A bespoke suit flatters, never shows its age, and has the power to imbue a tinker, soldier, or spy with the sort of confidence he might otherwise find in a bottle. Every man deserves one, but actually acquiring a tailored suit requires more than just taking out the plastic. You have to work with your tailor to build something worthy of a rite of passage. And, yes, that first trip to a serious haberdashery – whether it be on Savile Row, Fifth Avenue, or the streets of Hong Kong's Tsim Sha Tsui neighborhood – is as much of an initiation as any graduation, bar mitzvah, or first kiss.
That doesn't mean that stepping in front of a three-way mirror isn't unnerving. It absolutely is, which is all the more reason to study up before you start playing with fabrics and talking about that Tom Ford sport coat you saw in the pages of 'Men's Journal.' This is no time to rest on your lapels.
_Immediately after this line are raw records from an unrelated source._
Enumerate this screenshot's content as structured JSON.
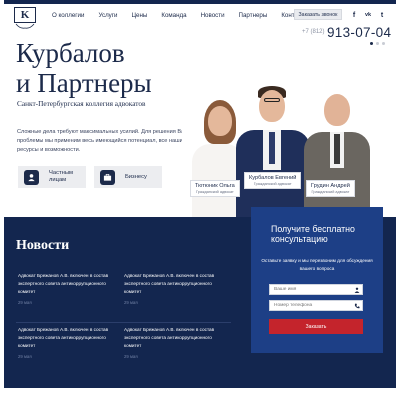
{
  "header": {
    "logo_letter": "K",
    "nav": [
      "О коллегии",
      "Услуги",
      "Цены",
      "Команда",
      "Новости",
      "Партнеры",
      "Контакты"
    ],
    "callback_label": "Заказать звонок",
    "social": [
      {
        "icon": "facebook-icon",
        "glyph": "f"
      },
      {
        "icon": "vk-icon",
        "glyph": "vk"
      },
      {
        "icon": "twitter-icon",
        "glyph": "t"
      }
    ],
    "phone_prefix": "+7 (812)",
    "phone_number": "913-07-04"
  },
  "hero": {
    "title_line1": "Курбалов",
    "title_line2": "и Партнеры",
    "subtitle": "Санкт-Петербургская коллегия адвокатов",
    "text": "Сложные дела требуют максимальных усилий. Для решения Вашей проблемы мы применим весь имеющийся потенциал, все наши ресурсы и возможности.",
    "buttons": [
      {
        "label": "Частным лицам",
        "icon": "person-icon"
      },
      {
        "label": "Бизнесу",
        "icon": "briefcase-icon"
      }
    ]
  },
  "team": [
    {
      "name": "Тютюник Ольга",
      "role": "Гражданский адвокат"
    },
    {
      "name": "Курбалов Евгений",
      "role": "Гражданский адвокат"
    },
    {
      "name": "Грудин Андрей",
      "role": "Гражданский адвокат"
    }
  ],
  "news": {
    "title": "Новости",
    "items": [
      {
        "text": "Адвокат Брежанов А.В. включен в состав экспертного совета антикоррупционного комитет",
        "date": "29 мая"
      },
      {
        "text": "Адвокат Брежанов А.В. включен в состав экспертного совета антикоррупционного комитет",
        "date": "29 мая"
      },
      {
        "text": "Адвокат Брежанов А.В. включен в состав экспертного совета антикоррупционного комитет",
        "date": "29 мая"
      },
      {
        "text": "Адвокат Брежанов А.В. включен в состав экспертного совета антикоррупционного комитет",
        "date": "29 мая"
      }
    ]
  },
  "consult": {
    "title": "Получите бесплатно консультацию",
    "text": "Оставьте заявку и мы перезвоним для обсуждения вашего вопроса",
    "name_placeholder": "Ваше имя",
    "phone_placeholder": "Номер телефона",
    "submit_label": "Заказать"
  },
  "colors": {
    "navy": "#13264f",
    "form_blue": "#1d3f86",
    "accent_red": "#c4242c"
  }
}
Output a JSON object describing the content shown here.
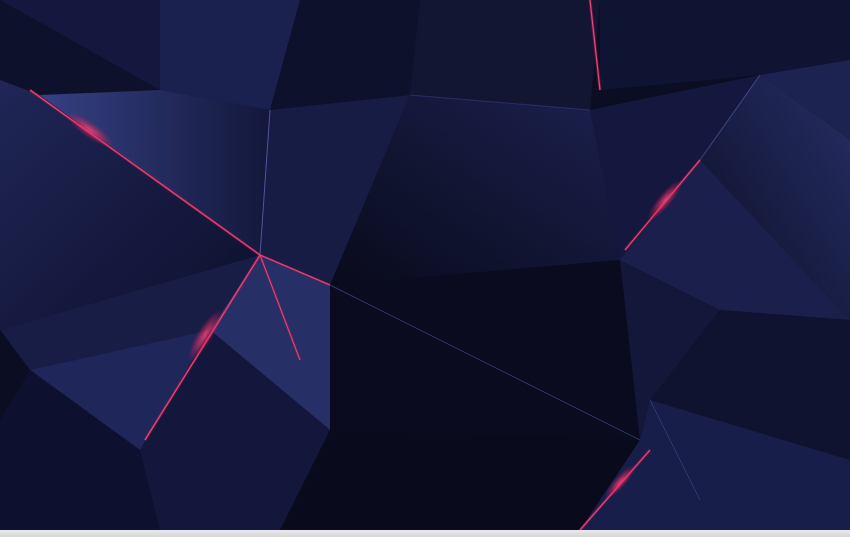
{
  "wallpaper": {
    "description_colors": {
      "base": "#0d1026",
      "facet_dark": "#0b0d22",
      "facet_mid": "#1b2250",
      "facet_light": "#39458a",
      "accent_glow": "#ff1a5c"
    }
  }
}
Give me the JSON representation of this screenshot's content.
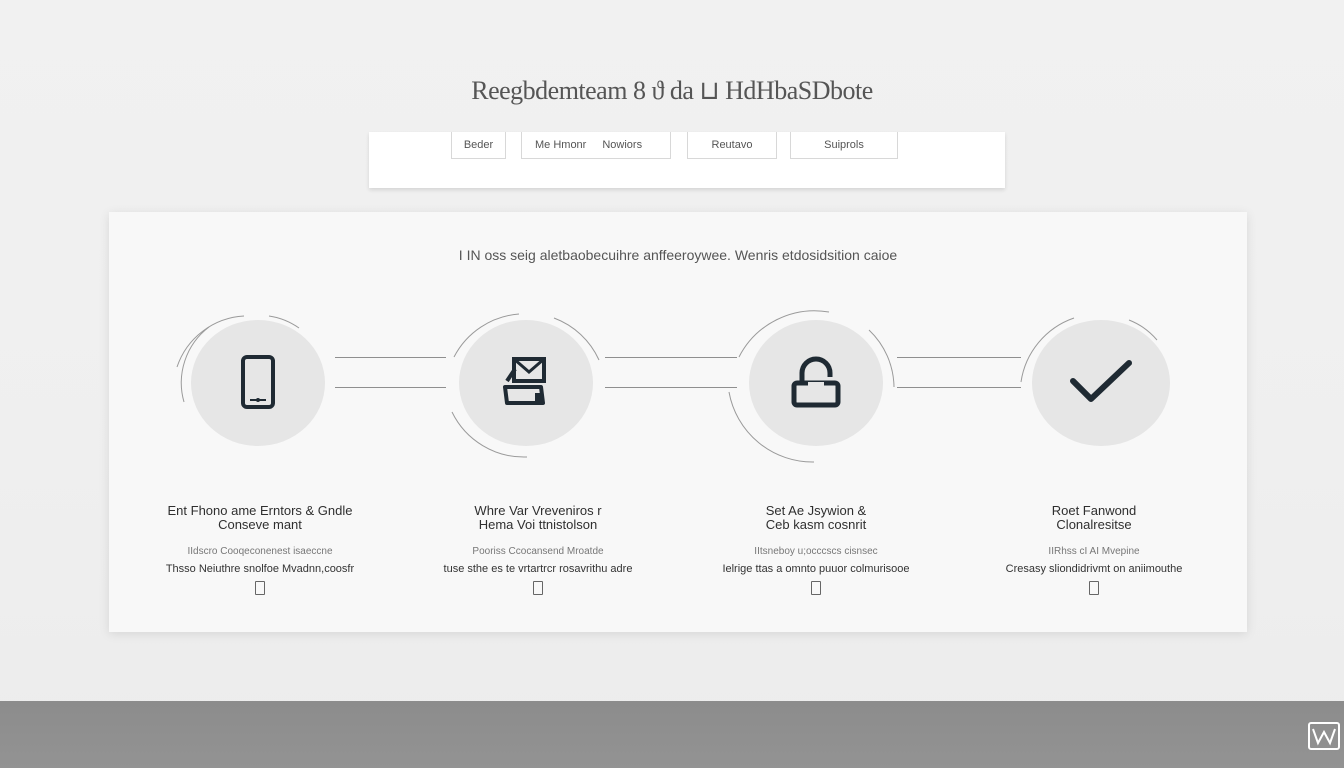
{
  "header": {
    "title": "Reegbdemteam 8 ϑ da ⊔ HdHbaSDbote"
  },
  "tabs": [
    {
      "label": "Beder"
    },
    {
      "label": "Me Hmonr"
    },
    {
      "label": "Nowiors"
    },
    {
      "label": "Reutavo"
    },
    {
      "label": "Suiprols"
    }
  ],
  "card": {
    "subtitle": "I IN oss seig aletbaobecuihre anffeeroywee. Wenris etdosidsition caioe",
    "steps": [
      {
        "icon": "phone-icon",
        "title": "Ent Fhono ame Erntors & Gndle",
        "title2": "Conseve mant",
        "caption": "IIdscro Cooqeconenest isaeccne",
        "desc": "Thsso Neiuthre snolfoe Mvadnn,coosfr"
      },
      {
        "icon": "mail-device-icon",
        "title": "Whre Var Vreveniros r",
        "title2": "Hema Voi ttnistolson",
        "caption": "Pooriss Ccocansend Mroatde",
        "desc": "tuse sthe es te vrtartrcr rosavrithu adre"
      },
      {
        "icon": "unlock-icon",
        "title": "Set Ae Jsywion &",
        "title2": "Ceb kasm cosnrit",
        "caption": "IItsneboy u;occcscs cisnsec",
        "desc": "Ielrige ttas a omnto puuor colmurisooe"
      },
      {
        "icon": "checkmark-icon",
        "title": "Roet Fanwond",
        "title2": "Clonalresitse",
        "caption": "IIRhss cI AI Mvepine",
        "desc": "Cresasy sliondidrivmt on aniimouthe"
      }
    ]
  },
  "colors": {
    "background": "#f0f0f0",
    "circle": "#e6e6e6",
    "icon": "#1f2a33",
    "footer": "#8f8f8f"
  }
}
Before you part with a lot of money on a suit that will be with you for life, you need to have a long conversation with your sartorial spirit guide: your tailor.
Tailors operate on small margins and word of mouth. The field is stunningly – and increasingly – competitive. That means you need to listen, but it also means you need to participate in the process. Here is everything you need to do to help your suit maker create something so long-lasting you'll want to be buried in it.
Respect the tape measure.
A truly custom suit should reflect who you want to be, but it has to flatter the figure you actually have. Now is not the time to be in denial about your height, your waist, or any other lingering insecurities. The tape measure doesn't lie, and the measuring process is only awkward for men who don't want to face themselves. A good tailor can compensate for a long torso, a short neck, arms of different lengths, and features far stranger than anything you're likely working with. Just make sure he knows how you feel about the suits you already own. Are they uncomfortable through the shoulders? Do trousers sit too low?
A tailor will measure everything from your inseam to your arms and some will take photos of you to capture your posture. Some have been known to ask what side you prefers to wear your manhood. Just answer the questions.
And please have mercy and do not suck in when your tailor is measuring your waist. You're not fooling anyone, and you'll end up paying the price when you have to go on a liquid diet to fit into your new purchase.
Credit: Photograph by Chad Springer